PROMPT. Please print the full listing exactly.

EXTRACTED DATA.
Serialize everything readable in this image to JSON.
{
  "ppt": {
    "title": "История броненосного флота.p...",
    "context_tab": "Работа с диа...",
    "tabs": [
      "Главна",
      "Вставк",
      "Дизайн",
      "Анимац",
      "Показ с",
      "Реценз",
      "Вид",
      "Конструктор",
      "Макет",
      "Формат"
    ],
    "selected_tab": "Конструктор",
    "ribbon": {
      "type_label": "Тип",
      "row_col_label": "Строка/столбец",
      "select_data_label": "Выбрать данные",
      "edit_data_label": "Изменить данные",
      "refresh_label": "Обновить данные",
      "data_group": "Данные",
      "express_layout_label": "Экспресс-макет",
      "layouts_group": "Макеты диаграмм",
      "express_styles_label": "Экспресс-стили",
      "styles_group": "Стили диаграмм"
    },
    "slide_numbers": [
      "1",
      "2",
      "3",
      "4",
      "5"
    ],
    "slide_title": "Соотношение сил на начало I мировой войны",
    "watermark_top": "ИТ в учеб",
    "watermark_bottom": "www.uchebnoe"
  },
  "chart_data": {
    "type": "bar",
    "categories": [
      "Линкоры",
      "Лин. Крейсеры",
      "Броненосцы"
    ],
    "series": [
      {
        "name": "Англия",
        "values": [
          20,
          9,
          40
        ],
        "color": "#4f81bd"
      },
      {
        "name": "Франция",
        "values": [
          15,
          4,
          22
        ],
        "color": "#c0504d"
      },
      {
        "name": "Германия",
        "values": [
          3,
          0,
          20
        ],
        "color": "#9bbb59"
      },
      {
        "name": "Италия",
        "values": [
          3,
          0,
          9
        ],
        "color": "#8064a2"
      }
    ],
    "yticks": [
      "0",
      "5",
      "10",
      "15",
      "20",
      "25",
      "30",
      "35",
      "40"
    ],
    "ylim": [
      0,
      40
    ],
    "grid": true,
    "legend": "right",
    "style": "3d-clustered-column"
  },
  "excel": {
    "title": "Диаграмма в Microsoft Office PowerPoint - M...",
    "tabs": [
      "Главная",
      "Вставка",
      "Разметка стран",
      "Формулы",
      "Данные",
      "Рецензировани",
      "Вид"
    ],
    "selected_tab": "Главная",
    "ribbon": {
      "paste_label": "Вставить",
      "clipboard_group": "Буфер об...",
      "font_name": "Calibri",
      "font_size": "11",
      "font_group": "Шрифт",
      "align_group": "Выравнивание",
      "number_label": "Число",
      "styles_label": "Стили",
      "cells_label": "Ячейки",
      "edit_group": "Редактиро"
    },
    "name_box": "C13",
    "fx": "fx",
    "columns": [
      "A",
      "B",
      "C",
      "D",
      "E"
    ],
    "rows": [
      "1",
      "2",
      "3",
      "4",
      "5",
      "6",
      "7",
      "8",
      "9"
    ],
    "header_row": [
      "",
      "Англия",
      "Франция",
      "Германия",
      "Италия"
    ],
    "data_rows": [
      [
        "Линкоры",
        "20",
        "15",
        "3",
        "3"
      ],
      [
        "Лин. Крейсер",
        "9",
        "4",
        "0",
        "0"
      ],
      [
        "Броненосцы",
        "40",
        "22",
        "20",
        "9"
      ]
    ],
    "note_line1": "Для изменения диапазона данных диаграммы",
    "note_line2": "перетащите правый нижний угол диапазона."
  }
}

EXERCISE RESULT.
Serialize everything readable in this image to JSON.
{
  "ppt": {
    "title": "История броненосного флота.p...",
    "context_tab": "Работа с диа...",
    "tabs": [
      "Главна",
      "Вставк",
      "Дизайн",
      "Анимац",
      "Показ с",
      "Реценз",
      "Вид",
      "Конструктор",
      "Макет",
      "Формат"
    ],
    "selected_tab": "Конструктор",
    "ribbon": {
      "type_label": "Тип",
      "row_col_label": "Строка/столбец",
      "select_data_label": "Выбрать данные",
      "edit_data_label": "Изменить данные",
      "refresh_label": "Обновить данные",
      "data_group": "Данные",
      "express_layout_label": "Экспресс-макет",
      "layouts_group": "Макеты диаграмм",
      "express_styles_label": "Экспресс-стили",
      "styles_group": "Стили диаграмм"
    },
    "slide_numbers": [
      "1",
      "2",
      "3",
      "4",
      "5"
    ],
    "slide_title": "Соотношение сил на начало I мировой войны",
    "watermark_top": "ИТ в учеб",
    "watermark_bottom": "www.uchebnoe"
  },
  "chart_data": {
    "type": "bar",
    "categories": [
      "Линкоры",
      "Лин. Крейсеры",
      "Броненосцы"
    ],
    "series": [
      {
        "name": "Англия",
        "values": [
          20,
          9,
          40
        ],
        "color": "#4f81bd"
      },
      {
        "name": "Франция",
        "values": [
          15,
          4,
          22
        ],
        "color": "#c0504d"
      },
      {
        "name": "Германия",
        "values": [
          3,
          0,
          20
        ],
        "color": "#9bbb59"
      },
      {
        "name": "Италия",
        "values": [
          3,
          0,
          9
        ],
        "color": "#8064a2"
      }
    ],
    "yticks": [
      "0",
      "5",
      "10",
      "15",
      "20",
      "25",
      "30",
      "35",
      "40"
    ],
    "ylim": [
      0,
      40
    ],
    "grid": true,
    "legend": "right",
    "style": "3d-clustered-column"
  },
  "excel": {
    "title": "Диаграмма в Microsoft Office PowerPoint - M...",
    "tabs": [
      "Главная",
      "Вставка",
      "Разметка стран",
      "Формулы",
      "Данные",
      "Рецензировани",
      "Вид"
    ],
    "selected_tab": "Главная",
    "ribbon": {
      "paste_label": "Вставить",
      "clipboard_group": "Буфер об...",
      "font_name": "Calibri",
      "font_size": "11",
      "font_group": "Шрифт",
      "align_group": "Выравнивание",
      "number_label": "Число",
      "styles_label": "Стили",
      "cells_label": "Ячейки",
      "edit_group": "Редактиро"
    },
    "name_box": "C13",
    "fx": "fx",
    "columns": [
      "A",
      "B",
      "C",
      "D",
      "E"
    ],
    "rows": [
      "1",
      "2",
      "3",
      "4",
      "5",
      "6",
      "7",
      "8",
      "9"
    ],
    "header_row": [
      "",
      "Англия",
      "Франция",
      "Германия",
      "Италия"
    ],
    "data_rows": [
      [
        "Линкоры",
        "20",
        "15",
        "3",
        "3"
      ],
      [
        "Лин. Крейсер",
        "9",
        "4",
        "0",
        "0"
      ],
      [
        "Броненосцы",
        "40",
        "22",
        "20",
        "9"
      ]
    ],
    "note_line1": "Для изменения диапазона данных диаграммы",
    "note_line2": "перетащите правый нижний угол диапазона."
  }
}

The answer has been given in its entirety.